**PROBLEM DETAILS:** Extract the records below word for word and ignore the images.

**RECORDS TO USE:**
◆ ◆ ◆

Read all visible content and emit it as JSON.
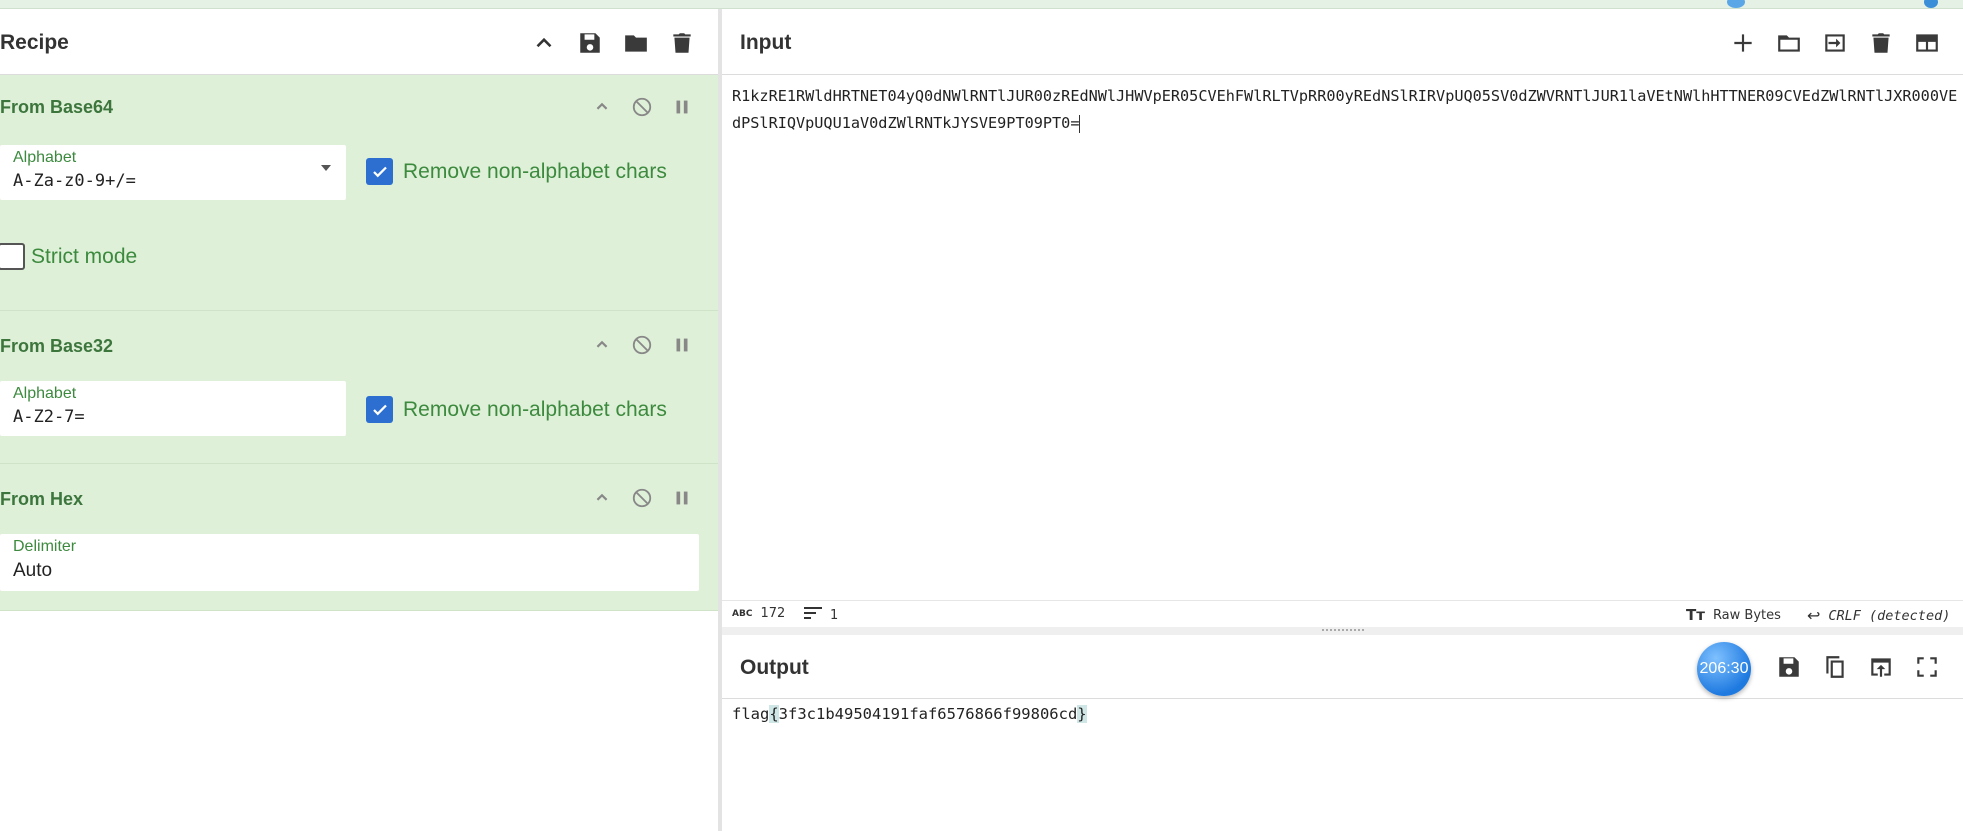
{
  "recipe": {
    "title": "Recipe",
    "operations": [
      {
        "name": "From Base64",
        "alphabet_label": "Alphabet",
        "alphabet_value": "A-Za-z0-9+/=",
        "remove_label": "Remove non-alphabet chars",
        "remove_checked": true,
        "strict_label": "Strict mode",
        "strict_checked": false
      },
      {
        "name": "From Base32",
        "alphabet_label": "Alphabet",
        "alphabet_value": "A-Z2-7=",
        "remove_label": "Remove non-alphabet chars",
        "remove_checked": true
      },
      {
        "name": "From Hex",
        "delimiter_label": "Delimiter",
        "delimiter_value": "Auto"
      }
    ]
  },
  "input": {
    "title": "Input",
    "text": "R1kzRE1RWldHRTNET04yQ0dNWlRNTlJUR00zREdNWlJHWVpER05CVEhFWlRLTVpRR00yREdNSlRIRVpUQ05SV0dZWVRNTlJUR1laVEtNWlhHTTNER09CVEdZWlRNTlJXR000VEdPSlRIQVpUQU1aV0dZWlRNTkJYSVE9PT09PT0=",
    "char_count": "172",
    "line_count": "1",
    "encoding": "Raw Bytes",
    "eol": "CRLF (detected)"
  },
  "output": {
    "title": "Output",
    "timer": "206:30",
    "prefix": "flag",
    "open_brace": "{",
    "content": "3f3c1b49504191faf6576866f99806cd",
    "close_brace": "}"
  },
  "colors": {
    "op_bg": "#dff0d8",
    "op_title": "#3c763d",
    "checkbox": "#2d6fd0",
    "accent_blue": "#1f7ae0"
  },
  "icons": [
    "chevron-up-icon",
    "save-icon",
    "folder-icon",
    "trash-icon",
    "disable-icon",
    "pause-icon",
    "plus-icon",
    "import-icon",
    "layout-icon",
    "copy-icon",
    "replace-input-icon",
    "maximize-icon"
  ]
}
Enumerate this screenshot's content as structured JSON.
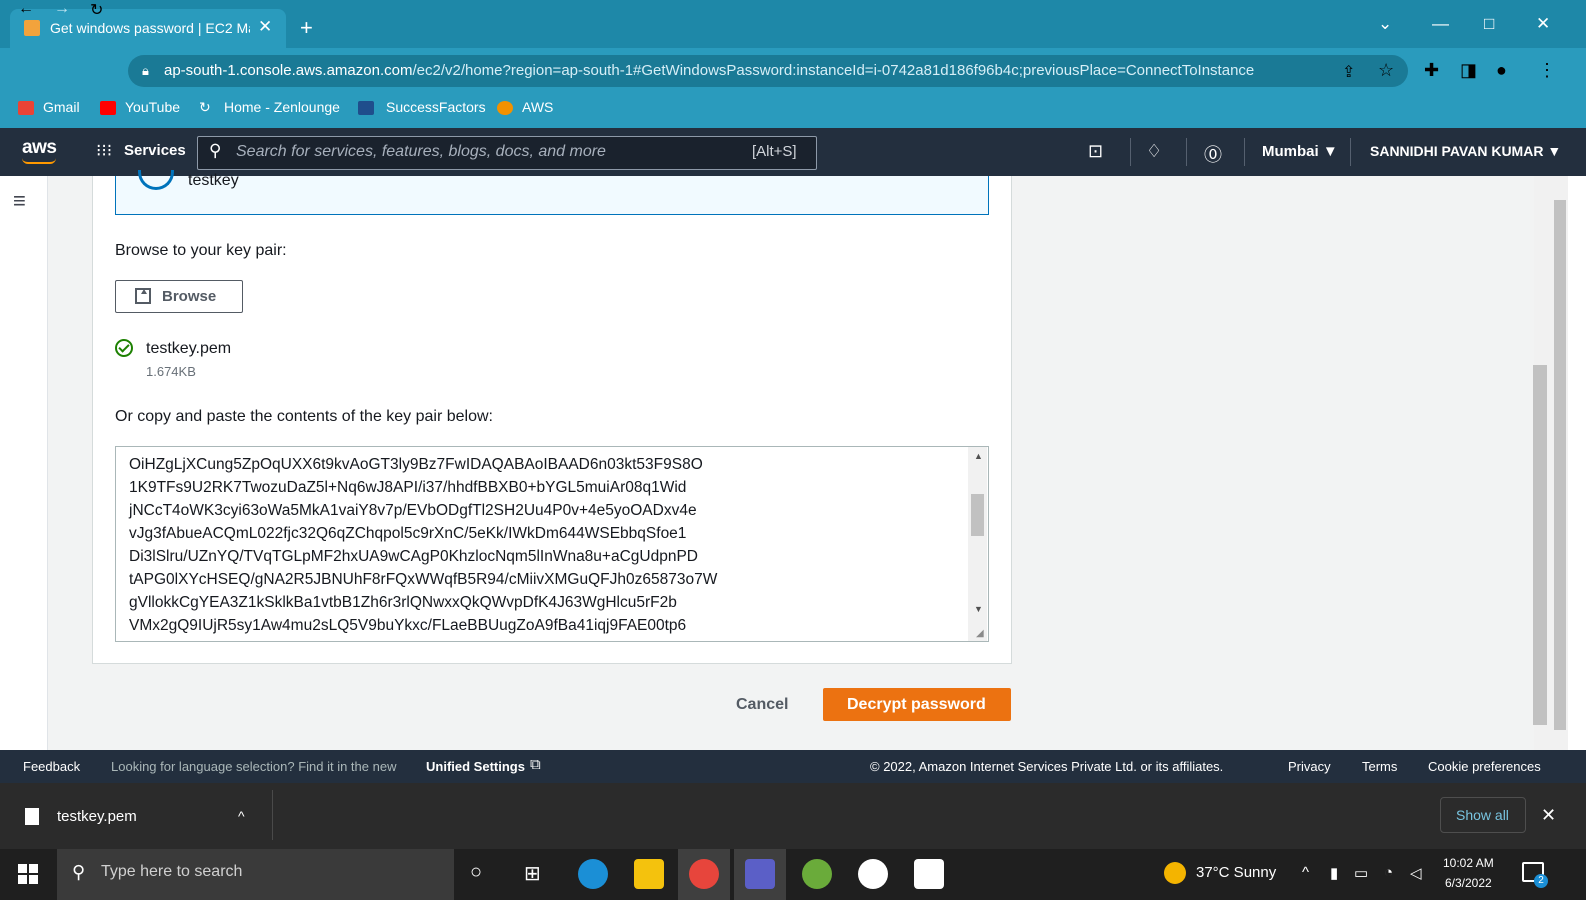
{
  "browser": {
    "tab_title": "Get windows password | EC2 Ma",
    "url_domain": "ap-south-1.console.aws.amazon.com",
    "url_path": "/ec2/v2/home?region=ap-south-1#GetWindowsPassword:instanceId=i-0742a81d186f96b4c;previousPlace=ConnectToInstance",
    "bookmarks": [
      "Gmail",
      "YouTube",
      "Home - Zenlounge",
      "SuccessFactors",
      "AWS"
    ]
  },
  "aws_header": {
    "logo": "aws",
    "services_label": "Services",
    "search_placeholder": "Search for services, features, blogs, docs, and more",
    "search_shortcut": "[Alt+S]",
    "region": "Mumbai ▼",
    "user": "SANNIDHI PAVAN KUMAR ▼"
  },
  "form": {
    "key_name": "testkey",
    "browse_prompt": "Browse to your key pair:",
    "browse_button": "Browse",
    "file_name": "testkey.pem",
    "file_size": "1.674KB",
    "paste_prompt": "Or copy and paste the contents of the key pair below:",
    "key_lines": [
      "OiHZgLjXCung5ZpOqUXX6t9kvAoGT3ly9Bz7FwIDAQABAoIBAAD6n03kt53F9S8O",
      "1K9TFs9U2RK7TwozuDaZ5l+Nq6wJ8API/i37/hhdfBBXB0+bYGL5muiAr08q1Wid",
      "jNCcT4oWK3cyi63oWa5MkA1vaiY8v7p/EVbODgfTl2SH2Uu4P0v+4e5yoOADxv4e",
      "vJg3fAbueACQmL022fjc32Q6qZChqpol5c9rXnC/5eKk/IWkDm644WSEbbqSfoe1",
      "Di3lSlru/UZnYQ/TVqTGLpMF2hxUA9wCAgP0KhzlocNqm5lInWna8u+aCgUdpnPD",
      "tAPG0lXYcHSEQ/gNA2R5JBNUhF8rFQxWWqfB5R94/cMiivXMGuQFJh0z65873o7W",
      "gVllokkCgYEA3Z1kSklkBa1vtbB1Zh6r3rlQNwxxQkQWvpDfK4J63WgHlcu5rF2b",
      "VMx2gQ9IUjR5sy1Aw4mu2sLQ5V9buYkxc/FLaeBBUugZoA9fBa41iqj9FAE00tp6"
    ],
    "cancel": "Cancel",
    "decrypt": "Decrypt password"
  },
  "footer": {
    "feedback": "Feedback",
    "lang_prompt": "Looking for language selection? Find it in the new",
    "unified_settings": "Unified Settings",
    "copyright": "© 2022, Amazon Internet Services Private Ltd. or its affiliates.",
    "privacy": "Privacy",
    "terms": "Terms",
    "cookie": "Cookie preferences"
  },
  "download_bar": {
    "file": "testkey.pem",
    "show_all": "Show all"
  },
  "taskbar": {
    "search_placeholder": "Type here to search",
    "weather": "37°C  Sunny",
    "time": "10:02 AM",
    "date": "6/3/2022",
    "notification_count": "2"
  },
  "colors": {
    "accent": "#ec7211",
    "aws_dark": "#232f3e",
    "link": "#0073bb",
    "success": "#1d8102"
  }
}
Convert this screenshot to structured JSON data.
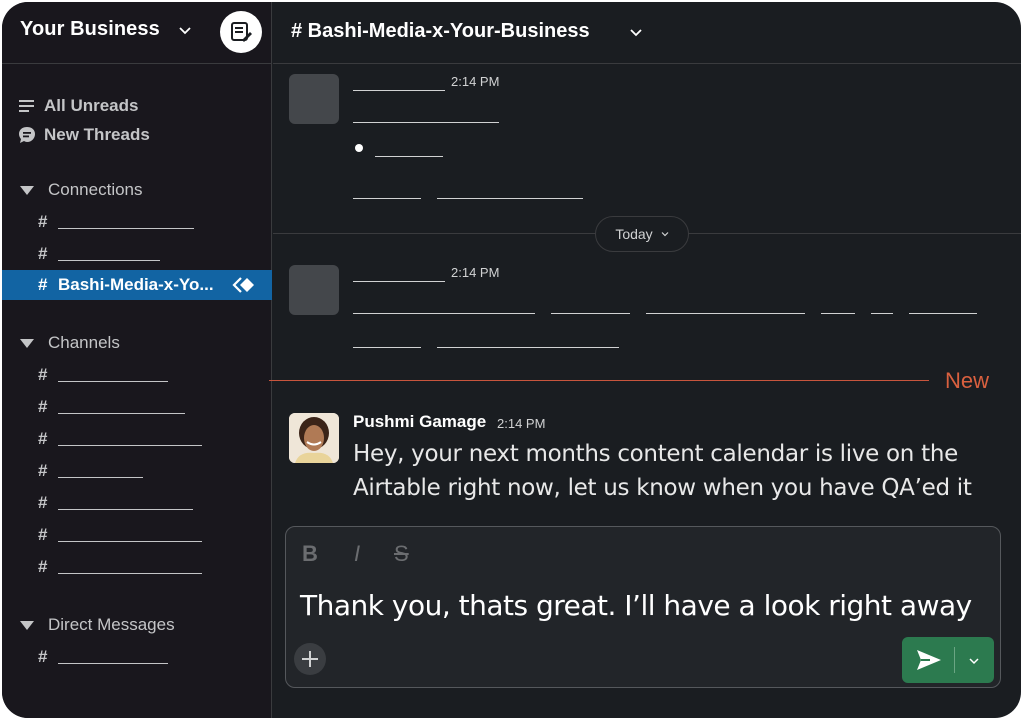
{
  "workspace": {
    "name": "Your Business"
  },
  "sidebar": {
    "nav": [
      {
        "label": "All Unreads",
        "icon": "list-icon"
      },
      {
        "label": "New Threads",
        "icon": "threads-icon"
      }
    ],
    "sections": [
      {
        "label": "Connections"
      },
      {
        "label": "Channels"
      },
      {
        "label": "Direct Messages"
      }
    ],
    "active_channel": "Bashi-Media-x-Yo..."
  },
  "channel": {
    "title": "# Bashi-Media-x-Your-Business"
  },
  "messages": {
    "placeholder_time_1": "2:14 PM",
    "placeholder_time_2": "2:14 PM",
    "today_label": "Today",
    "new_label": "New",
    "last": {
      "sender": "Pushmi Gamage",
      "time": "2:14 PM",
      "text": "Hey, your next months content calendar is live on the Airtable right now, let us know when you have QA’ed it"
    }
  },
  "composer": {
    "bold": "B",
    "italic": "I",
    "strike": "S",
    "text": "Thank you, thats great. I’ll have a look right away"
  },
  "colors": {
    "active_channel_bg": "#1264a3",
    "new_divider": "#c8553d",
    "send_button": "#2c7a4f"
  }
}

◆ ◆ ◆

**RESULT OF THE TASK:**
Read all visible content and emit it as JSON.
{
  "recipe": {
    "title": "Recipe",
    "operations": [
      {
        "name": "From Base64",
        "alphabet_label": "Alphabet",
        "alphabet_value": "A-Za-z0-9+/=",
        "remove_label": "Remove non-alphabet chars",
        "remove_checked": true,
        "strict_label": "Strict mode",
        "strict_checked": false
      },
      {
        "name": "From Base32",
        "alphabet_label": "Alphabet",
        "alphabet_value": "A-Z2-7=",
        "remove_label": "Remove non-alphabet chars",
        "remove_checked": true
      },
      {
        "name": "From Hex",
        "delimiter_label": "Delimiter",
        "delimiter_value": "Auto"
      }
    ]
  },
  "input": {
    "title": "Input",
    "text": "R1kzRE1RWldHRTNET04yQ0dNWlRNTlJUR00zREdNWlJHWVpER05CVEhFWlRLTVpRR00yREdNSlRIRVpUQ05SV0dZWVRNTlJUR1laVEtNWlhHTTNER09CVEdZWlRNTlJXR000VEdPSlRIQVpUQU1aV0dZWlRNTkJYSVE9PT09PT0=",
    "char_count": "172",
    "line_count": "1",
    "encoding": "Raw Bytes",
    "eol": "CRLF (detected)"
  },
  "output": {
    "title": "Output",
    "timer": "206:30",
    "prefix": "flag",
    "open_brace": "{",
    "content": "3f3c1b49504191faf6576866f99806cd",
    "close_brace": "}"
  },
  "colors": {
    "op_bg": "#dff0d8",
    "op_title": "#3c763d",
    "checkbox": "#2d6fd0",
    "accent_blue": "#1f7ae0"
  },
  "icons": [
    "chevron-up-icon",
    "save-icon",
    "folder-icon",
    "trash-icon",
    "disable-icon",
    "pause-icon",
    "plus-icon",
    "import-icon",
    "layout-icon",
    "copy-icon",
    "replace-input-icon",
    "maximize-icon"
  ]
}
Enumerate this screenshot's content as structured JSON.
{
  "browser": {
    "tab_title": "Get windows password | EC2 Ma",
    "url_domain": "ap-south-1.console.aws.amazon.com",
    "url_path": "/ec2/v2/home?region=ap-south-1#GetWindowsPassword:instanceId=i-0742a81d186f96b4c;previousPlace=ConnectToInstance",
    "bookmarks": [
      "Gmail",
      "YouTube",
      "Home - Zenlounge",
      "SuccessFactors",
      "AWS"
    ]
  },
  "aws_header": {
    "logo": "aws",
    "services_label": "Services",
    "search_placeholder": "Search for services, features, blogs, docs, and more",
    "search_shortcut": "[Alt+S]",
    "region": "Mumbai ▼",
    "user": "SANNIDHI PAVAN KUMAR ▼"
  },
  "form": {
    "key_name": "testkey",
    "browse_prompt": "Browse to your key pair:",
    "browse_button": "Browse",
    "file_name": "testkey.pem",
    "file_size": "1.674KB",
    "paste_prompt": "Or copy and paste the contents of the key pair below:",
    "key_lines": [
      "OiHZgLjXCung5ZpOqUXX6t9kvAoGT3ly9Bz7FwIDAQABAoIBAAD6n03kt53F9S8O",
      "1K9TFs9U2RK7TwozuDaZ5l+Nq6wJ8API/i37/hhdfBBXB0+bYGL5muiAr08q1Wid",
      "jNCcT4oWK3cyi63oWa5MkA1vaiY8v7p/EVbODgfTl2SH2Uu4P0v+4e5yoOADxv4e",
      "vJg3fAbueACQmL022fjc32Q6qZChqpol5c9rXnC/5eKk/IWkDm644WSEbbqSfoe1",
      "Di3lSlru/UZnYQ/TVqTGLpMF2hxUA9wCAgP0KhzlocNqm5lInWna8u+aCgUdpnPD",
      "tAPG0lXYcHSEQ/gNA2R5JBNUhF8rFQxWWqfB5R94/cMiivXMGuQFJh0z65873o7W",
      "gVllokkCgYEA3Z1kSklkBa1vtbB1Zh6r3rlQNwxxQkQWvpDfK4J63WgHlcu5rF2b",
      "VMx2gQ9IUjR5sy1Aw4mu2sLQ5V9buYkxc/FLaeBBUugZoA9fBa41iqj9FAE00tp6"
    ],
    "cancel": "Cancel",
    "decrypt": "Decrypt password"
  },
  "footer": {
    "feedback": "Feedback",
    "lang_prompt": "Looking for language selection? Find it in the new",
    "unified_settings": "Unified Settings",
    "copyright": "© 2022, Amazon Internet Services Private Ltd. or its affiliates.",
    "privacy": "Privacy",
    "terms": "Terms",
    "cookie": "Cookie preferences"
  },
  "download_bar": {
    "file": "testkey.pem",
    "show_all": "Show all"
  },
  "taskbar": {
    "search_placeholder": "Type here to search",
    "weather": "37°C  Sunny",
    "time": "10:02 AM",
    "date": "6/3/2022",
    "notification_count": "2"
  },
  "colors": {
    "accent": "#ec7211",
    "aws_dark": "#232f3e",
    "link": "#0073bb",
    "success": "#1d8102"
  }
}
Convert this screenshot to structured JSON data.
{
  "workspace": {
    "name": "Your Business"
  },
  "sidebar": {
    "nav": [
      {
        "label": "All Unreads",
        "icon": "list-icon"
      },
      {
        "label": "New Threads",
        "icon": "threads-icon"
      }
    ],
    "sections": [
      {
        "label": "Connections"
      },
      {
        "label": "Channels"
      },
      {
        "label": "Direct Messages"
      }
    ],
    "active_channel": "Bashi-Media-x-Yo..."
  },
  "channel": {
    "title": "# Bashi-Media-x-Your-Business"
  },
  "messages": {
    "placeholder_time_1": "2:14 PM",
    "placeholder_time_2": "2:14 PM",
    "today_label": "Today",
    "new_label": "New",
    "last": {
      "sender": "Pushmi Gamage",
      "time": "2:14 PM",
      "text": "Hey, your next months content calendar is live on the Airtable right now, let us know when you have QA’ed it"
    }
  },
  "composer": {
    "bold": "B",
    "italic": "I",
    "strike": "S",
    "text": "Thank you, thats great. I’ll have a look right away"
  },
  "colors": {
    "active_channel_bg": "#1264a3",
    "new_divider": "#c8553d",
    "send_button": "#2c7a4f"
  }
}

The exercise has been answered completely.